doctor's note.  Personal loss or bereavement is also grounds for an
excused absence in consultation with the instructor.
If a student shows up late to class and misses roll, then it is the
student's responsibility to approach the instructor at the end of the
class and ensure that they have not been marked absent.  Failure to do
this at the time will not be rectified later.


There will be a small charge assigned to this of $6 for each test
(totaling $12) that goes toward meeting the Career Development
Center's costs.  These are tools used to help you make a decision
about your career choice and what profession you may be best suited

More information will be provided during class time and instructions
given on how to take the test and when.  This is a required part of
the class.  Failure to complete this section will result in an
incomplete grade or the setting of extensive make-up work at the
instructor's discretion.

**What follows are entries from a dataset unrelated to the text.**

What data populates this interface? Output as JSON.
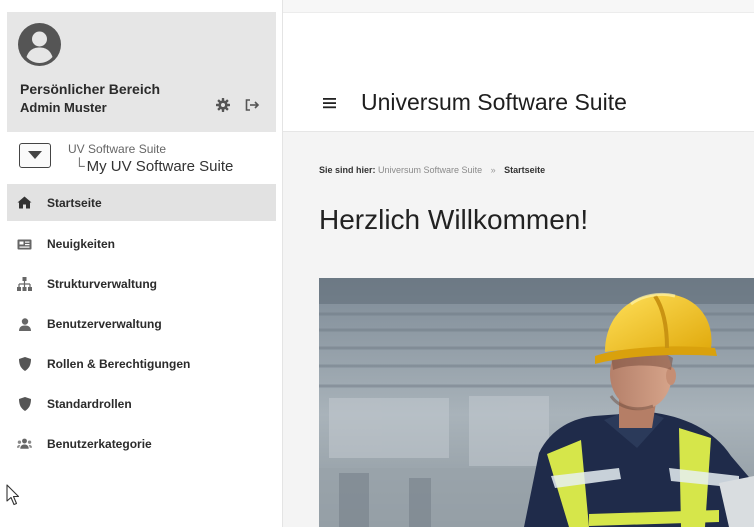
{
  "profile": {
    "title": "Persönlicher Bereich",
    "user": "Admin Muster",
    "icons": [
      "user-avatar-icon",
      "gear-icon",
      "logout-icon"
    ]
  },
  "app_switch": {
    "parent": "UV Software Suite",
    "tree_glyph": "└",
    "current": "My UV Software Suite"
  },
  "nav": {
    "items": [
      {
        "label": "Startseite",
        "icon": "home-icon",
        "active": true
      },
      {
        "label": "Neuigkeiten",
        "icon": "news-icon"
      },
      {
        "label": "Strukturverwaltung",
        "icon": "sitemap-icon"
      },
      {
        "label": "Benutzerverwaltung",
        "icon": "user-icon"
      },
      {
        "label": "Rollen & Berechtigungen",
        "icon": "shield-icon"
      },
      {
        "label": "Standardrollen",
        "icon": "shield-icon"
      },
      {
        "label": "Benutzerkategorie",
        "icon": "users-icon"
      }
    ]
  },
  "header": {
    "menu_glyph": "≡",
    "title": "Universum Software Suite"
  },
  "breadcrumb": {
    "label": "Sie sind hier:",
    "link": "Universum Software Suite",
    "separator": "»",
    "current": "Startseite"
  },
  "main": {
    "heading": "Herzlich Willkommen!",
    "hero_image": "construction-worker-photo"
  },
  "colors": {
    "sidebar_profile_bg": "#e6e6e6",
    "active_item_bg": "#e2e2e2",
    "content_bg": "#f4f4f4",
    "text": "#2b2b2b",
    "helmet_yellow": "#f3c21a",
    "jacket_navy": "#1f2b4a",
    "reflective_yellow": "#d6e64a"
  }
}
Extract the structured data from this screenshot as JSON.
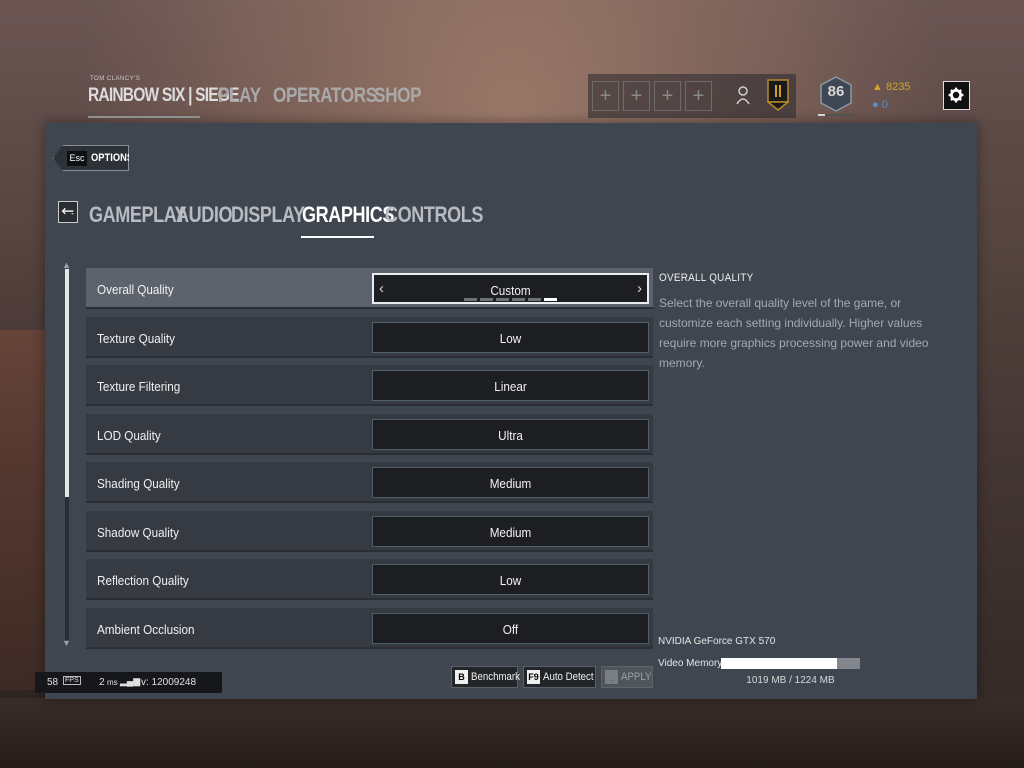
{
  "header": {
    "logo_small": "TOM CLANCY'S",
    "logo_main": "RAINBOW SIX | SIEGE",
    "nav": [
      "PLAY",
      "OPERATORS",
      "SHOP"
    ],
    "level": "86",
    "level_progress": 0.18,
    "renown": "8235",
    "r6_credits": "0"
  },
  "options": {
    "esc_key": "Esc",
    "label": "OPTIONS"
  },
  "tabs": [
    {
      "label": "GAMEPLAY",
      "active": false
    },
    {
      "label": "AUDIO",
      "active": false
    },
    {
      "label": "DISPLAY",
      "active": false
    },
    {
      "label": "GRAPHICS",
      "active": true
    },
    {
      "label": "CONTROLS",
      "active": false
    }
  ],
  "settings": [
    {
      "label": "Overall Quality",
      "value": "Custom"
    },
    {
      "label": "Texture Quality",
      "value": "Low"
    },
    {
      "label": "Texture Filtering",
      "value": "Linear"
    },
    {
      "label": "LOD Quality",
      "value": "Ultra"
    },
    {
      "label": "Shading Quality",
      "value": "Medium"
    },
    {
      "label": "Shadow Quality",
      "value": "Medium"
    },
    {
      "label": "Reflection Quality",
      "value": "Low"
    },
    {
      "label": "Ambient Occlusion",
      "value": "Off"
    }
  ],
  "description": {
    "title": "OVERALL QUALITY",
    "body": "Select the overall quality level of the game, or customize each setting individually. Higher values require more graphics processing power and video memory."
  },
  "gpu": {
    "name": "NVIDIA GeForce GTX 570",
    "vram_label": "Video Memory:",
    "vram_text": "1019 MB / 1224 MB",
    "vram_used_fraction": 0.832
  },
  "buttons": {
    "benchmark_key": "B",
    "benchmark": "Benchmark",
    "autodetect_key": "F9",
    "autodetect": "Auto Detect",
    "apply_key": "_",
    "apply": "APPLY"
  },
  "perf": {
    "fps": "58",
    "fps_unit": "FPS",
    "ping": "2",
    "ping_unit": "ms",
    "version": "v: 12009248"
  },
  "icons": {
    "gear": "gear-icon",
    "back": "back-icon",
    "squad_add": "plus-icon",
    "person": "person-icon",
    "banner": "banner-icon",
    "renown": "renown-icon",
    "credits": "r6-credits-icon"
  }
}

Students with disabilities:  Students with physical, visual, learning
or other disabilities, which may require modification of curriculum,
instruction or assessment, should contact the instructor.  I wish to
fully include people with disabilities in this course.  Modifications
will be made after the student has presented documentation indicating
qualification for services from DSS (Disabled Student Services).  See
the "Handbook for Students with Disabilities" for eligibility
Academic misconduct:  Cheating, plagiarism or, sexual harassment or,
racial/ethnic discrimination or and slurs or any other form of student
misconduct that adversely affects the learning or safety of other
students will not be tolerated.  If any student becomes aware of any
of these activities then or feels they have been the victim of the
sexual harassment, racial/ethnic discrimination or any other act of
malicious intent, please contact me or Pam Freeman of the Student
Ethics Division, IU's Racial Incidents Team or the Gay, Lesbian and
Bisexual Anti-Harassment Team.  For more information about this, refer